The UK has the sad distinction of leading the way in the West when it comes to playing up the terrorism threat to justify the introduction of disproportionate surveillance laws. One of the favorite rhetorical tricks employed here is to invoke the "capabilities gap": this refers to the fact that the security services are unable to capture all communications in the same way they once could. But it's a misleading comparison.
It's true that it was easier to spy on the public's communications in the past; the percentage of traffic that can be tracked today may be lower, but the overall quantity of information available to the police and security forces is vastly greater, simply because the range of digital communications is so wide, and their use in everyday life so pervasive. This means that it is quite unnecessary to put in place even more intrusive monitoring in order to gain equivalent amounts of relevant information. However, the UK's Home Secretary, Theresa May, didn't let a little thing like the facts get in the way when she introduced yet another counter-terrorist bill earlier this week:
I remain passionately convinced of the need to address the capabilities gap the authorities face when it comes to communications data. And I am pleased to say that the Bill will go some way to bridging that gap. It will therefore require internet providers to retain Internet Protocol -- or IP -- address data to identify individual users of internet services.
That might seem a curious thing to introduce, since UK ISPs are already required to store metadata. A useful post from the Open Rights Group (ORG) explains this is all about the rise of mobile Internet use:
The new proposal, while being consistent with existing arrangements for ISPs in the UK, is another proposal for blanket retention beyond what is needed for business purposes.
It is for this reason that the port number for each connection must also be stored under the new proposals. But as ORG goes on to point out, it would be far better if mobile phone companies were encouraged to upgrade their systems to IPv6, which has such an abundance of addresses that this kind of quick fix would be unnecessary. Even then, such addresses would only identify a device, not who was using it at any given time.
In any case, this is a rather backward proposal, dealing with a problem that exists because the mobile companies continue to rely on out of date technology. To take a moment to explain: the Internet is famously running out of addresses (numbers that identify a point on the Internet – Internet Protocol version 4 (IPv4) addresses).
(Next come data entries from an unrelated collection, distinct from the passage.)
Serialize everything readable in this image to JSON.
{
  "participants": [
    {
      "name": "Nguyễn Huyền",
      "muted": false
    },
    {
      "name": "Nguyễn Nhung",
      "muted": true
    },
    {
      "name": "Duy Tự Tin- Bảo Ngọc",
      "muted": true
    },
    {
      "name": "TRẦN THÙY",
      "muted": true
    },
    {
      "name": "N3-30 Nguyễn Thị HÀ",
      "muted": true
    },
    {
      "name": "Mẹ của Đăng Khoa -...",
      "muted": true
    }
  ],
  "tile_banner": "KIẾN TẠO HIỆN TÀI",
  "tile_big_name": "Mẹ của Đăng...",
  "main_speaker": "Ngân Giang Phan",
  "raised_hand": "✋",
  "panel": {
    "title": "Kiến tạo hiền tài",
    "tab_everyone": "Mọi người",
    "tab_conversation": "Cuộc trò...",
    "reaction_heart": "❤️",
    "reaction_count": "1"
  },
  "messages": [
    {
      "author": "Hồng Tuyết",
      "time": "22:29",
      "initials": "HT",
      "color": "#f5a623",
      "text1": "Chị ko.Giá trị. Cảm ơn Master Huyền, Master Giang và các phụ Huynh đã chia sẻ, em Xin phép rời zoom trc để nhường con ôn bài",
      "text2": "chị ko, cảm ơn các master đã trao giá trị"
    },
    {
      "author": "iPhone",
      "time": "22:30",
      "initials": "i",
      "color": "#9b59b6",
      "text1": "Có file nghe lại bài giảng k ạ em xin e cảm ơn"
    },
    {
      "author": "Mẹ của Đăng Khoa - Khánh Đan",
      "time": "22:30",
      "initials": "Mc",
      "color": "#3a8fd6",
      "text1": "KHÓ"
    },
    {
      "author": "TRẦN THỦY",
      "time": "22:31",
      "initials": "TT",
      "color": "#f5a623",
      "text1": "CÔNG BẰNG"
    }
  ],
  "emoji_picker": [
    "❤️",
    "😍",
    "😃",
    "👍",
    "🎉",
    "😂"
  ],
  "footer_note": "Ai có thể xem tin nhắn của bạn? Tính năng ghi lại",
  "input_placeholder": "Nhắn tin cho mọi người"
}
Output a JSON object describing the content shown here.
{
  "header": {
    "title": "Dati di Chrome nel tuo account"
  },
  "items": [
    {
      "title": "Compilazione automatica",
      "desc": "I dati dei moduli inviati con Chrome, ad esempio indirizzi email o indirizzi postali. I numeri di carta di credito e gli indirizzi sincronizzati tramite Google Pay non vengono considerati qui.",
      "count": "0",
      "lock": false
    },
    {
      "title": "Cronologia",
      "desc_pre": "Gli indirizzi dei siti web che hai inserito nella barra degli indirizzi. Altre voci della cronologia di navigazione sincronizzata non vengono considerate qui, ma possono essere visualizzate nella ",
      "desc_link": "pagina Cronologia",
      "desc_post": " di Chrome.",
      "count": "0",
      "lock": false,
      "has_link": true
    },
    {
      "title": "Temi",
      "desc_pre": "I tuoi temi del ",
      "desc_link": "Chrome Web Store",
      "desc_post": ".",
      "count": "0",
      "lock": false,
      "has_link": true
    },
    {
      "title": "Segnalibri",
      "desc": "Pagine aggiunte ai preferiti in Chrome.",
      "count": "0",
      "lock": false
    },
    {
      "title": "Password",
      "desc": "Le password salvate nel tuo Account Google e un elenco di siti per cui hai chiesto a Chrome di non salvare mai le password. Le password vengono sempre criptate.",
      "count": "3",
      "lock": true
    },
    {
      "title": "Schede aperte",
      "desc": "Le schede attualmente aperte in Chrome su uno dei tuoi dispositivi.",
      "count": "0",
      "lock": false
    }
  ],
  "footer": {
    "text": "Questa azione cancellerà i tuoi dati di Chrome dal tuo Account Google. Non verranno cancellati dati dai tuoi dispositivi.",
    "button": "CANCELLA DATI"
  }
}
To deal with the lack of address space, mobile companies use a technology called "Network Address Translation" or NAT, which allows several devices to share the same IP address. Most people use this at home to allow two or three computers to use the ADSL or cable connection, However the mobile companies do this at a far greater scale called "Carrier Grade NAT" -- and there will be hundreds of different people using the same IP address.
Similarly, ORG also notes that this blanket retention could fall foul of a recent ruling by the European Union's Court of Justice that data retention must be "limited to what is strictly necessary. Indeed, because all IP addresses and port numbers are retained, the fear has to be that sooner or later they will be used in an attempt to identify those accused of copyright infringement -- as in Australia.
However, it seems unlikely that the UK government will worry about these kind of details given that the new counter-terrorism and security bill includes even more troubling provisions, such as the following:
in response to the increased threat we face and in response to the police and security services telling us this is what they need, we will legislate to allow TPIM [Terrorism Prevention and Investigation Measures] subjects to be relocated to different parts of the country.
Yes, you read that correctly: the new bill will introduce internal exile for the UK. The parallels between the UK and Soviet Russia become more painfully apparent by the day.